The TechCrunch Top 3
- First AI, now soft porn: We’ve written recently about artificial intelligence and porn, but as everyone has run to the App Store to try out Lensa AI’s avatars, Haje finds out that, as he put it, “it’s way too easy to trick Lensa AI into making NSFW images.” Can’t say we didn’t see that coming. In fact, Taylor is over here raising red flags.
- Robinhood is getting into retirement: Mary Ann reports that Robinhood is moving into the individual retirement account game, offering a 1% match on every dollar contributed — the company says this is an industry first. And it’s not going after the typical saver. Instead, it is targeting gig workers and contractors who often don’t have that ability outside of traditional workplaces.
- Email is life: To some people, no access to email might be relaxing, but for those whose email was affected by the recent Rackspace outage, we hope Carly’s story sheds some light on what has been happening. It was indeed a ransomware attack.
Startups and VC
The venture market has been a tough one for many startups trying to get a better hold on their runway. So when a scrappy young company is able to raise in this environment, Alex’s ears perk up. He spoke to Cacheflow, which builds tools for the software sales closing process, about the $10 million raise that doubled its valuation.

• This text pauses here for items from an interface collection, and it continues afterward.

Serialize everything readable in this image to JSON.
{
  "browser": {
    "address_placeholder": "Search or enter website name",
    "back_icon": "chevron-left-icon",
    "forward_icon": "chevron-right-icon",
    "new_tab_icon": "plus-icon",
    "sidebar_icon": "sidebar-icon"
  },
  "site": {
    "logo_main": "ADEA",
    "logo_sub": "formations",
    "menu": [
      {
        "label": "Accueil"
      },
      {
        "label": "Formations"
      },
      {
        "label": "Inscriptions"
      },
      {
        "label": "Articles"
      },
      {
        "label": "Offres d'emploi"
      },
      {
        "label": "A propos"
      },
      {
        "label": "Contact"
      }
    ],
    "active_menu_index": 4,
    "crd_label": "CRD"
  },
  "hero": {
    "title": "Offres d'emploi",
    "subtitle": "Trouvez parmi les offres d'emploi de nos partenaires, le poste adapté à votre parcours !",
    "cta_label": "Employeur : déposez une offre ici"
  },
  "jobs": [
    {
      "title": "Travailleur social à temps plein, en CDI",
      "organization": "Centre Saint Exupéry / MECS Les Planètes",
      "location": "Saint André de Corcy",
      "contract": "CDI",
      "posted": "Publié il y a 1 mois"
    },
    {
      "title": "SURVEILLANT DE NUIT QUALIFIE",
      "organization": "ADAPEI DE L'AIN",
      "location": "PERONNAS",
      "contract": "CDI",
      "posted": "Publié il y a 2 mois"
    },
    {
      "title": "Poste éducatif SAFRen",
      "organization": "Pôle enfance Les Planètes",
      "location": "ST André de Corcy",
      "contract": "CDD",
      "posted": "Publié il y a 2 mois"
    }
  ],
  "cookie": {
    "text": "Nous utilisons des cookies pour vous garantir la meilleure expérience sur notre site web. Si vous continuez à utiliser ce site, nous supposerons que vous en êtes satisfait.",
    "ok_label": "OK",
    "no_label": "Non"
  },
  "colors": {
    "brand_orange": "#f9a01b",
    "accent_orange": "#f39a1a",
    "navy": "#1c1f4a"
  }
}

And speaking of industries hit hard by the market, Ingrid reports on some good news for the beleaguered quick commerce sector, where Norwegian grocery delivery company Oda grabbed $151 million, but at a lower valuation of $353 million.
And we have five more for you:

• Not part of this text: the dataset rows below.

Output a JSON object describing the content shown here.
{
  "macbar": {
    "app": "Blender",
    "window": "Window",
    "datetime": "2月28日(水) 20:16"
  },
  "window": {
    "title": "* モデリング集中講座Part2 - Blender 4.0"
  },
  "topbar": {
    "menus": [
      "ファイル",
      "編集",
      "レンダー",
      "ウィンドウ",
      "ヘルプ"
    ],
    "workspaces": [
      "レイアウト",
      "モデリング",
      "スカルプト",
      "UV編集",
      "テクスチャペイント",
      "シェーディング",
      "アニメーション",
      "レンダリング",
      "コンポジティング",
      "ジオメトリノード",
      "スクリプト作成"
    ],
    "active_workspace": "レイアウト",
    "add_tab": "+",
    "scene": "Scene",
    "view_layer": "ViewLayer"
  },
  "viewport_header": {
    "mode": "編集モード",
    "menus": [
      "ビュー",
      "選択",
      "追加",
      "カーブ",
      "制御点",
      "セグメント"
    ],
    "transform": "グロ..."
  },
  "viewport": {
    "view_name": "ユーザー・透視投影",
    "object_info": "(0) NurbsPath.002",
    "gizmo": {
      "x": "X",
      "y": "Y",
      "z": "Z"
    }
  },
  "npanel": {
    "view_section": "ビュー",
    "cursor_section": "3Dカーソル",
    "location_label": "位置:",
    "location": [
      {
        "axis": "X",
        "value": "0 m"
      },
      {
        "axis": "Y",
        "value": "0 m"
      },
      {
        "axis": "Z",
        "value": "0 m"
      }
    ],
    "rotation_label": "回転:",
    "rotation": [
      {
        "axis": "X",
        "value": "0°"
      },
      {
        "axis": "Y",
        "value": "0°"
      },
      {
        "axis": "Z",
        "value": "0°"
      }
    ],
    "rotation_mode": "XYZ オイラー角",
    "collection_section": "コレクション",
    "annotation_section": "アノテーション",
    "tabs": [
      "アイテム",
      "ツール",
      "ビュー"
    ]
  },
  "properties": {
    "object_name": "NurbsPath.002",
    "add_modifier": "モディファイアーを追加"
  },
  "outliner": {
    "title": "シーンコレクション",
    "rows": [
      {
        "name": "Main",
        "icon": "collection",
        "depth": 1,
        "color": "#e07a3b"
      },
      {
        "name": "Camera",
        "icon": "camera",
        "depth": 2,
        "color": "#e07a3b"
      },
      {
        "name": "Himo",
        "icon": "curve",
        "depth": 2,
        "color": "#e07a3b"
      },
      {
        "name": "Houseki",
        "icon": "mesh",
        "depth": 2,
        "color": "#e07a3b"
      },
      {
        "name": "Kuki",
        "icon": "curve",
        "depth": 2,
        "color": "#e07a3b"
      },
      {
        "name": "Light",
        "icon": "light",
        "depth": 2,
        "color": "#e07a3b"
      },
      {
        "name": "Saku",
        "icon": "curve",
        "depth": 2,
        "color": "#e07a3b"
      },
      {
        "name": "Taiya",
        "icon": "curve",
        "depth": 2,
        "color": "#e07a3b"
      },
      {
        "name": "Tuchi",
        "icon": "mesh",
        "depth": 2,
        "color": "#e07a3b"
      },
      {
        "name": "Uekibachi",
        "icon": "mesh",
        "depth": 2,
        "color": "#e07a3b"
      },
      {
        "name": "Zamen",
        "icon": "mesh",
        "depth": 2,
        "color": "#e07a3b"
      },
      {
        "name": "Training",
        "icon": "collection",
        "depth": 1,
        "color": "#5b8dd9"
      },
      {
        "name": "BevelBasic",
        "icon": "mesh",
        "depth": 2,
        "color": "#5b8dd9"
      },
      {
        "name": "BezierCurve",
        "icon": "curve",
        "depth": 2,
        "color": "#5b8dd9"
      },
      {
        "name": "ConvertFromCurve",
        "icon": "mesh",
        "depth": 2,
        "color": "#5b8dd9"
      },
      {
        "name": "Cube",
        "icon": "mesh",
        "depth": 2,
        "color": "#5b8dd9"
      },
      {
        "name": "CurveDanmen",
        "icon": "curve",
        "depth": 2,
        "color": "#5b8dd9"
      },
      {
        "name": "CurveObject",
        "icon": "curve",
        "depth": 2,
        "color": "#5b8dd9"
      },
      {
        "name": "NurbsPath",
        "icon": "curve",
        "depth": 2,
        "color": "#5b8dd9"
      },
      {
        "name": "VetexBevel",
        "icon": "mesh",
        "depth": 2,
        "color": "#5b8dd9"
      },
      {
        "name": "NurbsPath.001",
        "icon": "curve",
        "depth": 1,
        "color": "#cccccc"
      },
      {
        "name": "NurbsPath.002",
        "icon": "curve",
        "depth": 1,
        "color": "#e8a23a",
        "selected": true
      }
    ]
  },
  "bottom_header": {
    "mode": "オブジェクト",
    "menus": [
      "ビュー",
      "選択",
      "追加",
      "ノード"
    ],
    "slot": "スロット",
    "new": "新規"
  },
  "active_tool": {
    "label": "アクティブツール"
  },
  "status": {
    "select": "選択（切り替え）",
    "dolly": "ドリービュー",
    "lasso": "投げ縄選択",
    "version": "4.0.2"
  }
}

How companies can slash ballooning SaaS costs
A study conducted recently by purchasing management platform Vertice found that one out of every eight dollars spent by enterprises goes to SaaS products.

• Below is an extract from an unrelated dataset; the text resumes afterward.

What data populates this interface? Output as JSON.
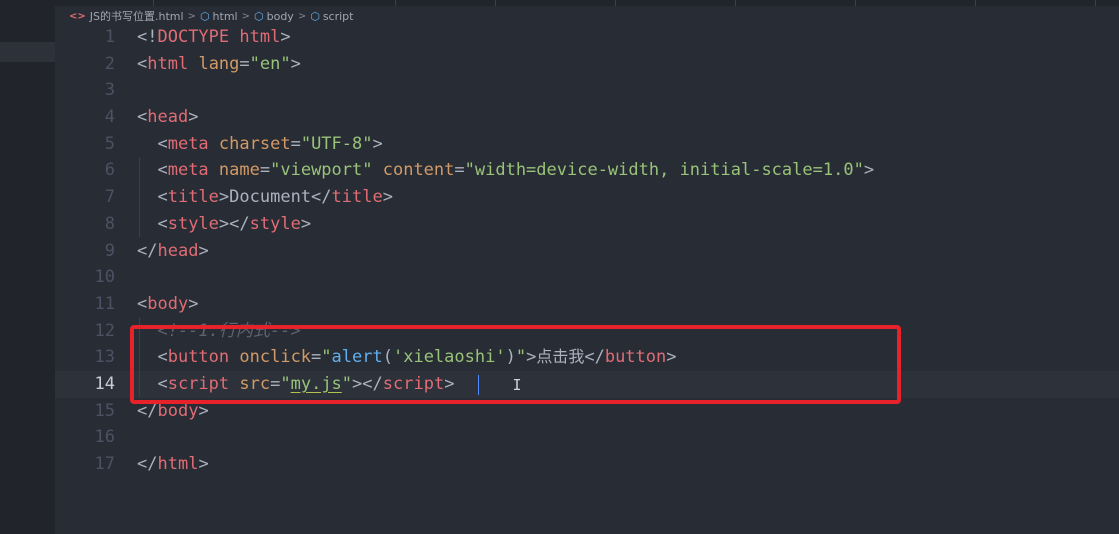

“It’s not surprising when you consider the average organization now uses around 110 SaaS solutions,” reports Kyle Wiggers. As a result, customers are spending 53% more on software licensing today than in 2017.
“Most organizations have grown their portfolio of software vendors dramatically over the past 10 years,” said Stephen White, senior director analyst at Gartner. “It’s not uncommon to have more than doubled that vendor portfolio.”
Four more from the TC+ team:
Big Tech Inc.
We are now looking at an age where human journalists just might become obsolete (probably not, but yikes anyway). Natasha L had a conversation with OpenAI’s ChatGPT about its functions and limitations. We won’t spoil it for you.
And we have five more for you: